Meditation is all about letting go of stressful or worrisome thoughts. That’s it! If you spend just a few minutes per day feeling relaxed and peaceful, you automatically shift your mind into a more positive place. When you FEEL more relaxed, you naturally THINK more positively!

Advertising

Start with a short period of time, like 5 or 10 minutes a day. You can meditate first thing in the morning, during your lunch break, right before you go to bed at night, or any time. The most important thing is to consciously let go of unproductive thoughts and feelings. Just let them go for those few minutes, and you may decide not to pick them back up again at all!

2. Practice Daily Affirmations

Positive affirmations can be used throughout the day anywhere and at anytime you need them, the more you use them the easier positive thoughts will take over negative ones and you will see benefits happening in your life.

What are affirmations? Affirmations are statements that are used in a positive present tense language. For example, “Every day, in every way, I’m getting better, better and better” is a popular affirmation used by the late Norman Vincent Peale.

Advertising

So how does one go about using positive affirmations in everyday life? Let’s look at some guidelines to follow when reciting your daily affirmations.

  1. Use first person pronouns in your message (I)
  2. Use present tense (I have)
  3. Use positive messages (I am happy)
  4. Repeat your affirmations on a consistent basis

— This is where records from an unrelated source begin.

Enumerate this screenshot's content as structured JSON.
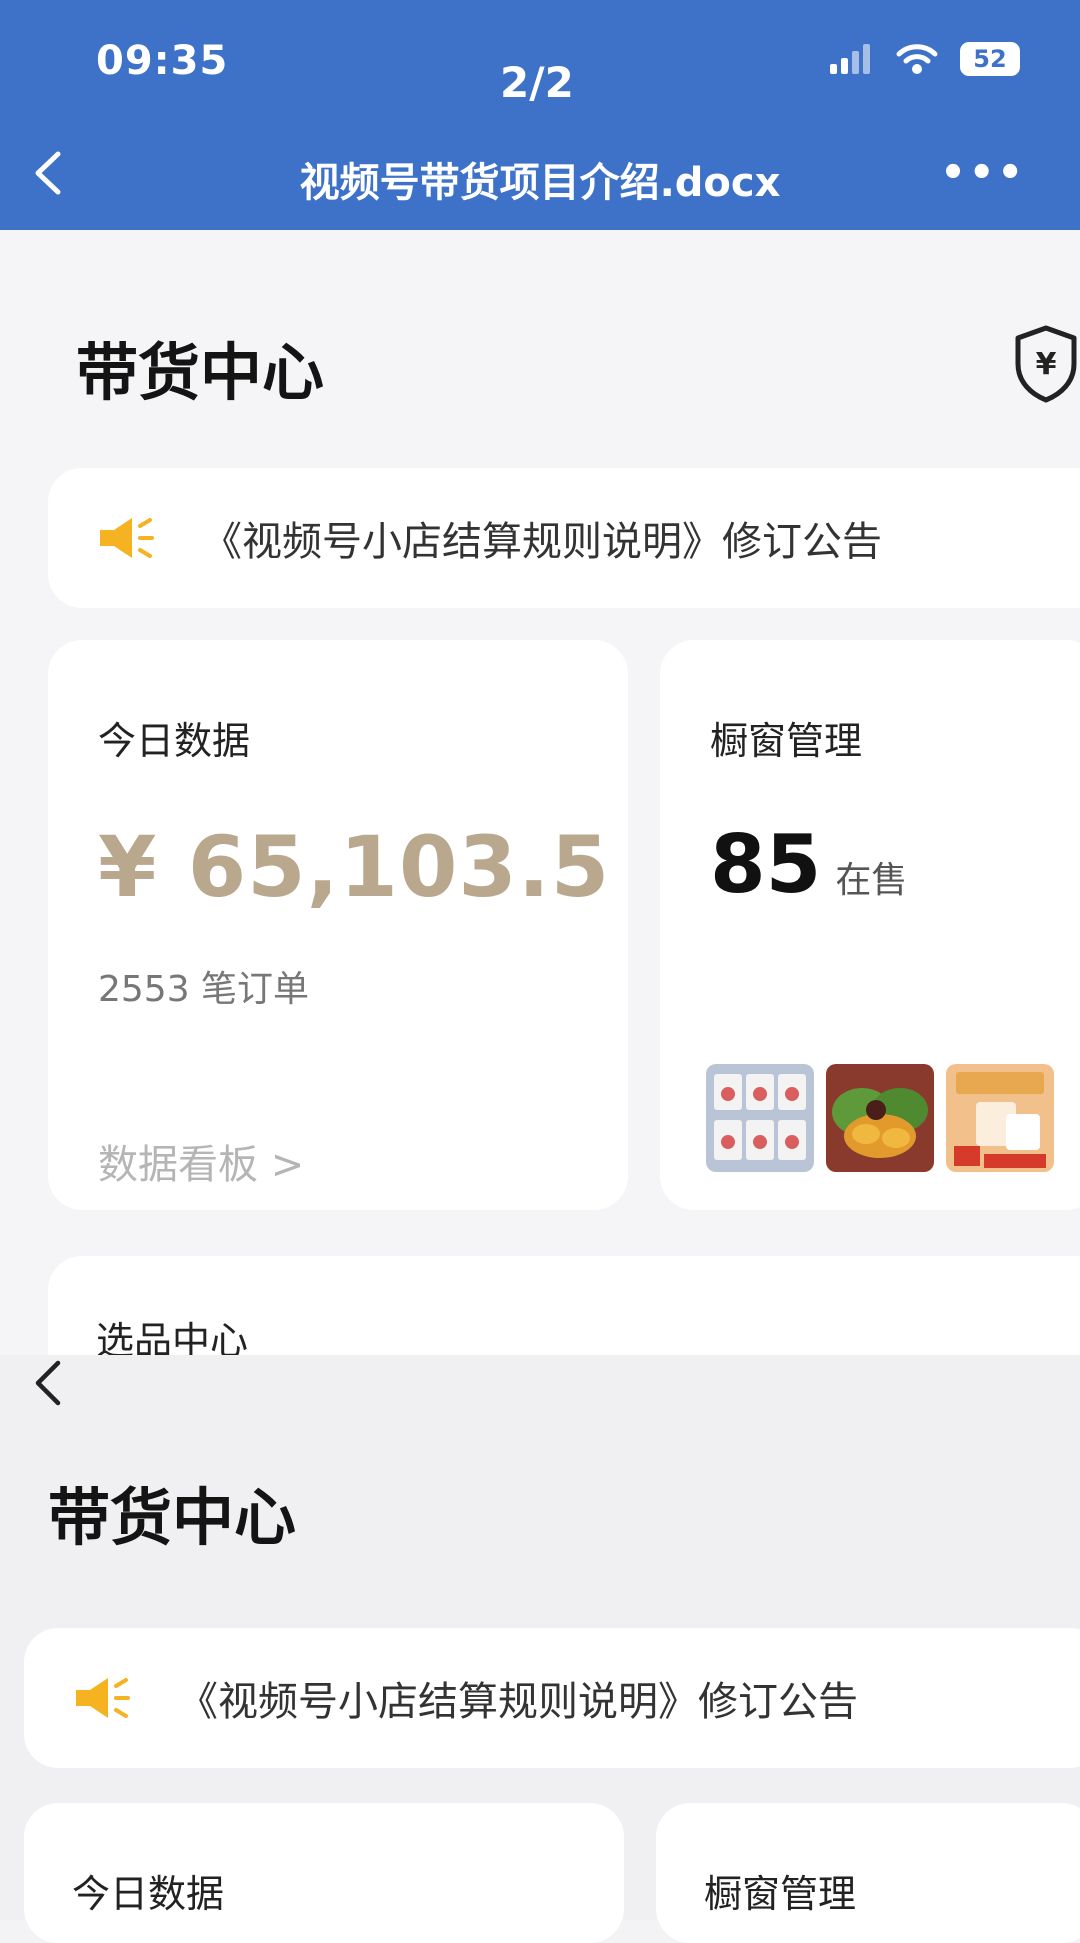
{
  "status_bar": {
    "time": "09:35",
    "page_indicator": "2/2",
    "battery": "52"
  },
  "doc_header": {
    "title": "视频号带货项目介绍.docx",
    "more": "•••"
  },
  "screen1": {
    "title": "带货中心",
    "notice": "《视频号小店结算规则说明》修订公告",
    "today": {
      "title": "今日数据",
      "amount": "¥ 65,103.5",
      "orders": "2553 笔订单",
      "link": "数据看板 >"
    },
    "showcase": {
      "title": "橱窗管理",
      "count": "85",
      "unit": "在售"
    },
    "selection": {
      "title": "选品中心"
    }
  },
  "screen2": {
    "title": "带货中心",
    "notice": "《视频号小店结算规则说明》修订公告",
    "today_title": "今日数据",
    "showcase_title": "橱窗管理"
  },
  "colors": {
    "header_blue": "#3d72c8",
    "amount_gold": "#b9a88d",
    "notice_icon": "#f5b322"
  },
  "icons": [
    "back-arrow-icon",
    "more-icon",
    "signal-icon",
    "wifi-icon",
    "battery-icon",
    "shield-yuan-icon",
    "megaphone-icon"
  ]
}
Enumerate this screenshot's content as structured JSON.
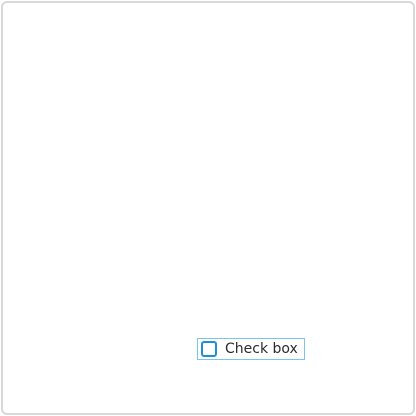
{
  "window": {
    "border_color": "#d9d9d9",
    "background": "#ffffff"
  },
  "checkbox": {
    "label": "Check box",
    "checked": false,
    "focused": true,
    "box_color": "#1e8fd6",
    "focus_ring_color": "#7cc3ef"
  }
}
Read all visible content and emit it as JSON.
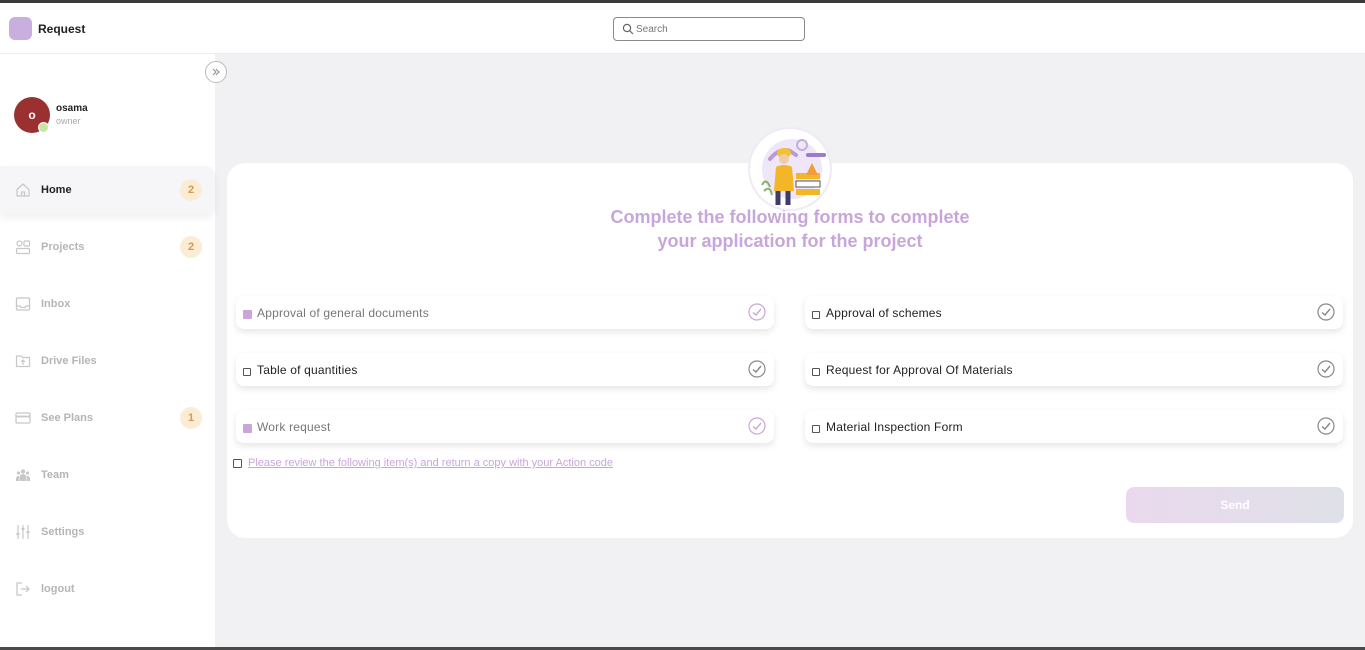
{
  "app": {
    "title": "Request",
    "brand_color": "#c9aee0"
  },
  "search": {
    "placeholder": "Search"
  },
  "user": {
    "initial": "o",
    "name": "osama",
    "role": "owner",
    "avatar_color": "#9b3030",
    "status_color": "#c6e6a3"
  },
  "sidebar": {
    "items": [
      {
        "label": "Home",
        "icon": "home-icon",
        "badge": "2",
        "active": true
      },
      {
        "label": "Projects",
        "icon": "projects-icon",
        "badge": "2"
      },
      {
        "label": "Inbox",
        "icon": "inbox-icon"
      },
      {
        "label": "Drive Files",
        "icon": "folder-upload-icon"
      },
      {
        "label": "See Plans",
        "icon": "card-icon",
        "badge": "1"
      },
      {
        "label": "Team",
        "icon": "team-icon"
      },
      {
        "label": "Settings",
        "icon": "sliders-icon"
      },
      {
        "label": "logout",
        "icon": "logout-icon"
      }
    ]
  },
  "main": {
    "headline_line1": "Complete the following forms to complete",
    "headline_line2": "your application for the project",
    "accent_color": "#c9a6d9",
    "forms": [
      {
        "label": "Approval of general documents",
        "checked": true
      },
      {
        "label": "Approval of schemes",
        "checked": false
      },
      {
        "label": "Table of quantities",
        "checked": false
      },
      {
        "label": "Request for Approval Of Materials",
        "checked": false
      },
      {
        "label": "Work request",
        "checked": true
      },
      {
        "label": "Material Inspection Form",
        "checked": false
      }
    ],
    "review_link": "Please review the following item(s) and return a copy with your Action code",
    "send_label": "Send"
  }
}
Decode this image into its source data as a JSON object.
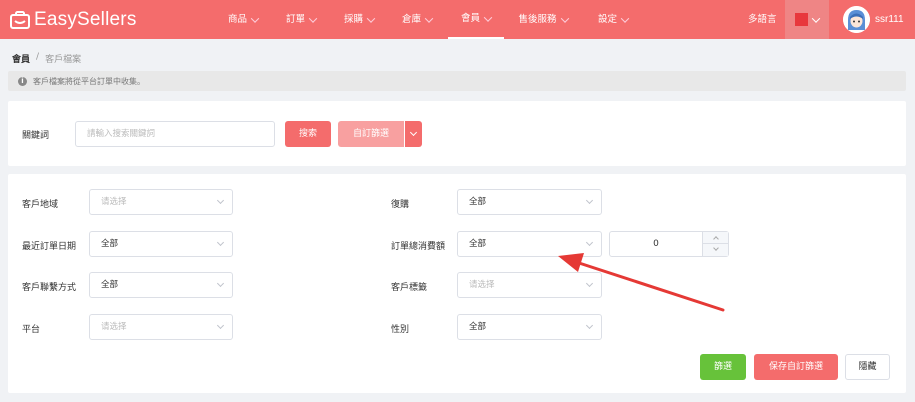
{
  "brand": {
    "name": "EasySellers",
    "accent": "#f46c6c"
  },
  "nav": {
    "items": [
      {
        "label": "商品"
      },
      {
        "label": "訂單"
      },
      {
        "label": "採購"
      },
      {
        "label": "倉庫"
      },
      {
        "label": "會員"
      },
      {
        "label": "售後服務"
      },
      {
        "label": "設定"
      }
    ],
    "active": "會員",
    "language_label": "多語言",
    "username": "ssr111"
  },
  "breadcrumb": {
    "root": "會員",
    "separator": "/",
    "current": "客戶檔案"
  },
  "notice": {
    "text": "客戶檔案將從平台訂單中收集。",
    "icon": "info-icon"
  },
  "search": {
    "keyword_label": "關鍵詞",
    "keyword_placeholder": "請輸入搜索關鍵詞",
    "search_button": "搜索",
    "custom_filter_button": "自訂篩選"
  },
  "filters": {
    "region_label": "客戶地域",
    "region_placeholder": "请选择",
    "repurchase_label": "復購",
    "repurchase_value": "全部",
    "last_order_label": "最近訂單日期",
    "last_order_value": "全部",
    "total_spend_label": "訂單總消費額",
    "total_spend_value": "全部",
    "total_spend_amount": "0",
    "contact_label": "客戶聯繫方式",
    "contact_value": "全部",
    "tag_label": "客戶標籤",
    "tag_placeholder": "请选择",
    "platform_label": "平台",
    "platform_placeholder": "请选择",
    "gender_label": "性別",
    "gender_value": "全部"
  },
  "actions": {
    "filter_button": "篩選",
    "save_filter_button": "保存自訂篩選",
    "hide_button": "隱藏"
  },
  "colors": {
    "primary": "#f46c6c",
    "success": "#67c23a",
    "annotation_arrow": "#e53935"
  }
}
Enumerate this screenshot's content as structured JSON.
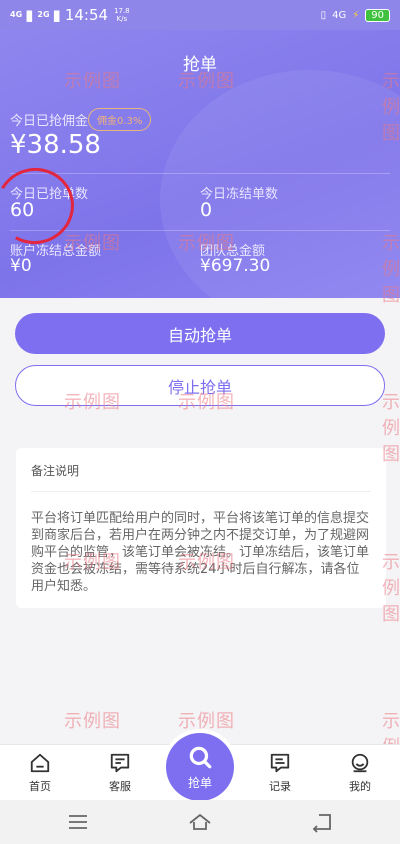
{
  "status": {
    "signal1": "4G",
    "signal2": "2G",
    "time": "14:54",
    "speed_value": "17.8",
    "speed_unit": "K/s",
    "network": "4G",
    "battery": "90"
  },
  "header": {
    "title": "抢单"
  },
  "stats": {
    "commission_label": "今日已抢佣金",
    "commission_rate": "佣金0.3%",
    "commission_value": "¥38.58",
    "orders_label": "今日已抢单数",
    "orders_value": "60",
    "frozen_label": "今日冻结单数",
    "frozen_value": "0",
    "account_frozen_label": "账户冻结总金额",
    "account_frozen_value": "¥0",
    "team_total_label": "团队总金额",
    "team_total_value": "¥697.30"
  },
  "actions": {
    "auto_grab": "自动抢单",
    "stop_grab": "停止抢单"
  },
  "note": {
    "title": "备注说明",
    "body": "平台将订单匹配给用户的同时，平台将该笔订单的信息提交到商家后台，若用户在两分钟之内不提交订单，为了规避网购平台的监管，该笔订单会被冻结。订单冻结后，该笔订单资金也会被冻结，需等待系统24小时后自行解冻，请各位用户知悉。"
  },
  "watermark": {
    "text": "示例图"
  },
  "tabbar": {
    "home": "首页",
    "service": "客服",
    "grab": "抢单",
    "records": "记录",
    "mine": "我的"
  },
  "colors": {
    "accent": "#7d6ff0",
    "annotation": "#e3253d"
  },
  "icons": {
    "home": "home-icon",
    "service": "chat-icon",
    "grab": "search-icon",
    "records": "message-icon",
    "mine": "user-icon",
    "nav_menu": "menu-icon",
    "nav_home": "home-outline-icon",
    "nav_back": "back-icon"
  }
}
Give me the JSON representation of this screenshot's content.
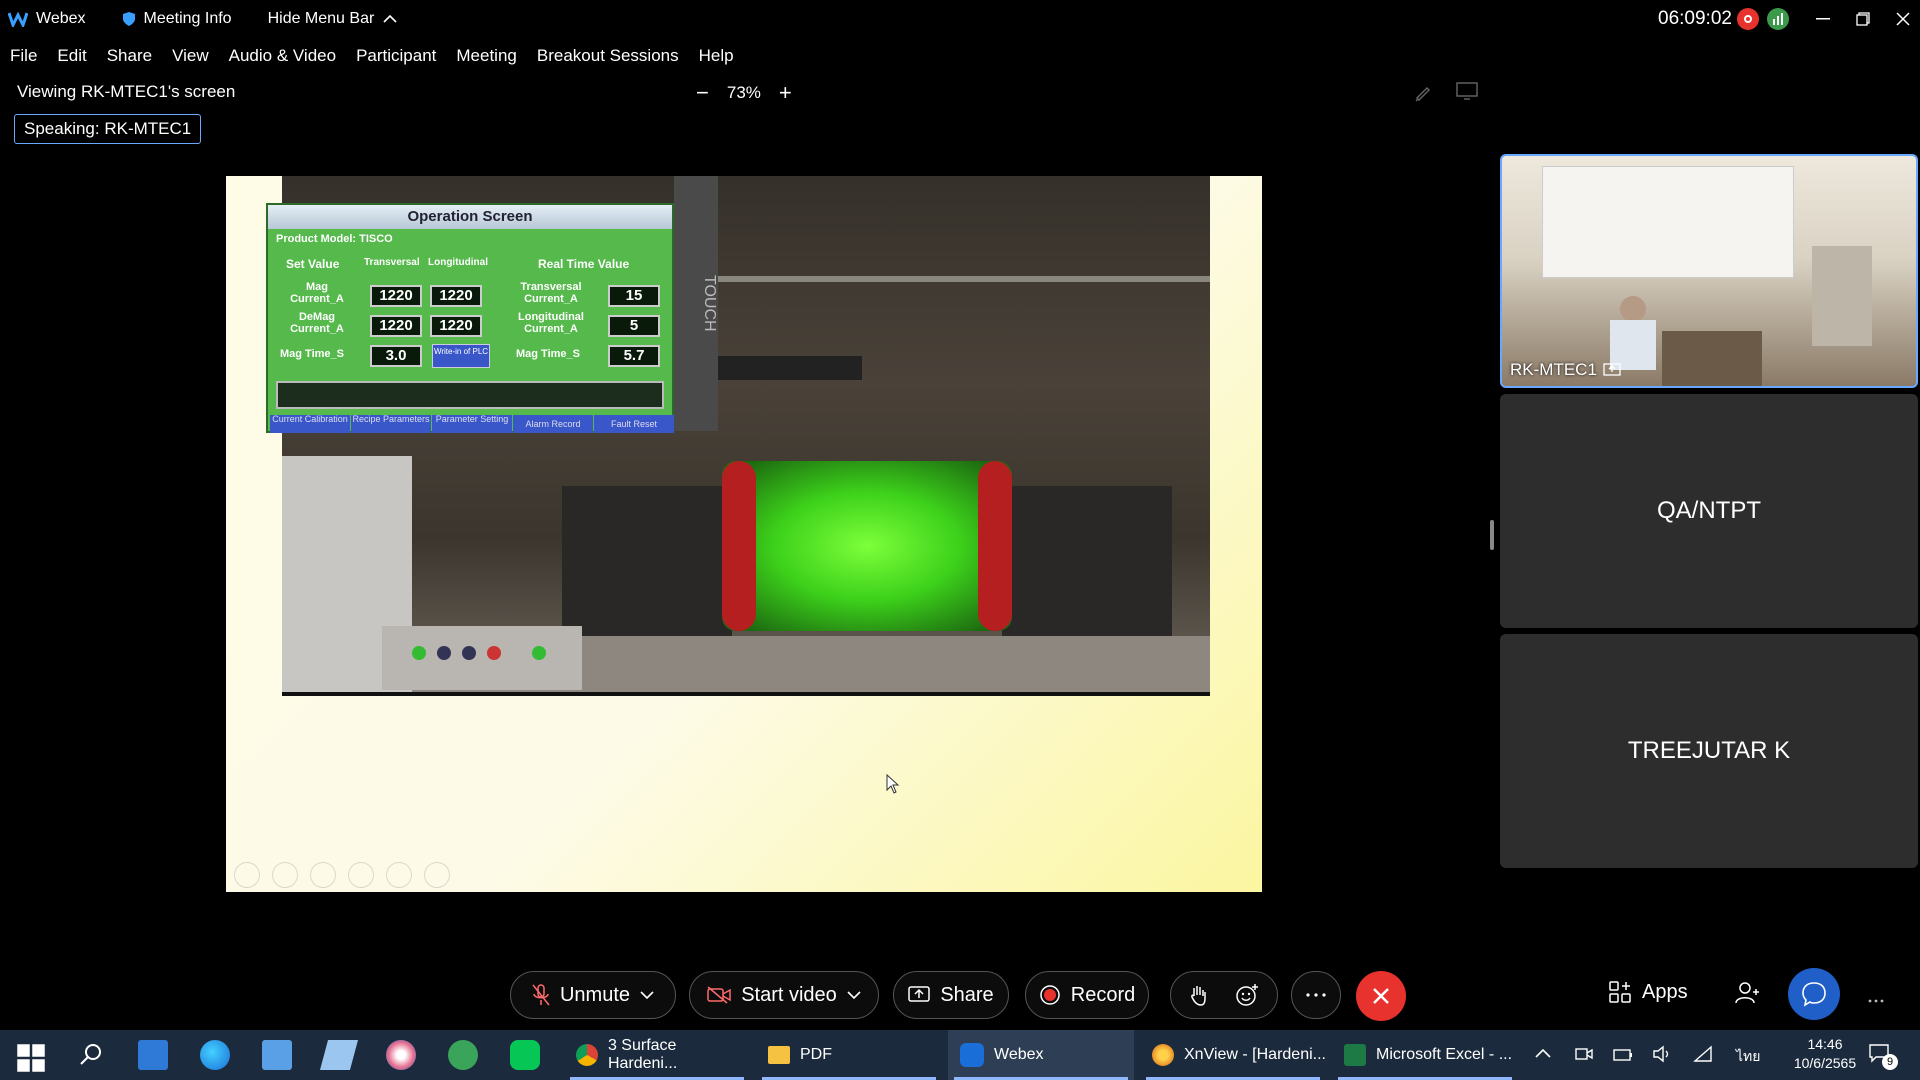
{
  "titlebar": {
    "app_name": "Webex",
    "meeting_info": "Meeting Info",
    "hide_menu_bar": "Hide Menu Bar",
    "timer": "06:09:02"
  },
  "menu": [
    "File",
    "Edit",
    "Share",
    "View",
    "Audio & Video",
    "Participant",
    "Meeting",
    "Breakout Sessions",
    "Help"
  ],
  "share": {
    "viewing": "Viewing RK-MTEC1's screen",
    "zoom": "73%",
    "speaking": "Speaking: RK-MTEC1"
  },
  "hmi": {
    "title": "Operation Screen",
    "product_model": "Product Model: TISCO",
    "set_value": "Set Value",
    "transversal": "Transversal",
    "longitudinal": "Longitudinal",
    "real_time_value": "Real Time Value",
    "mag_current": "Mag Current_A",
    "demag_current": "DeMag Current_A",
    "mag_time": "Mag Time_S",
    "transversal_current": "Transversal Current_A",
    "longitudinal_current": "Longitudinal Current_A",
    "v_mag_trans": "1220",
    "v_mag_long": "1220",
    "v_demag_trans": "1220",
    "v_demag_long": "1220",
    "v_mag_time": "3.0",
    "write_plc": "Write-in of PLC",
    "v_rt_trans": "15",
    "v_rt_long": "5",
    "v_rt_time": "5.7",
    "side_text": "TOUCH",
    "tabs": [
      "Current Calibration",
      "Recipe Parameters",
      "Parameter Setting",
      "Alarm Record",
      "Fault Reset"
    ]
  },
  "participants": {
    "active": "RK-MTEC1",
    "tile2": "QA/NTPT",
    "tile3": "TREEJUTAR K"
  },
  "controls": {
    "unmute": "Unmute",
    "start_video": "Start video",
    "share": "Share",
    "record": "Record",
    "apps": "Apps"
  },
  "taskbar": {
    "apps": [
      {
        "label": "3 Surface Hardeni..."
      },
      {
        "label": "PDF"
      },
      {
        "label": "Webex"
      },
      {
        "label": "XnView - [Hardeni..."
      },
      {
        "label": "Microsoft Excel - ..."
      }
    ],
    "lang": "ไทย",
    "time": "14:46",
    "date": "10/6/2565",
    "notifications": "9"
  },
  "colors": {
    "accent": "#6aa7ff",
    "end_call": "#e8322d",
    "taskbar": "#1b2a3d"
  }
}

Affirmations have to be said with conviction and consistency. Start your day by saying your affirmations out loud. It wouldn’t take more than 5 minutes to repeat your affirmations; yet when done consistently, these positive affirmations will seep into the subconscious mind to cultivate the new positive you.

Here’s an example of a “success affirmation” you can use on a daily basis:

Advertising

I am successful in everything I do. Every venture I get into returns wealth to me. I am constantly productive. I always perform to the full potential I have and have respect for my abilities.
My work is always given positive recognition. I augment my income constantly. I always have adequate money for everything I require. I spend my money prudently always. My work is always rewarded.

You can find more examples here: 10 Positive Affirmations for Success that will Change your Life

Remember, affirmations work on the basis of conviction and consistency. Do yourself a favor and make a commitment to see this through.

Begin practicing these positive thinking tips right now. And I wish you continued empowerment and growth on your positive thinking journey.

More About Positive Thinking

Featured photo credit: Jacob Townsend via unsplash.com

Read Next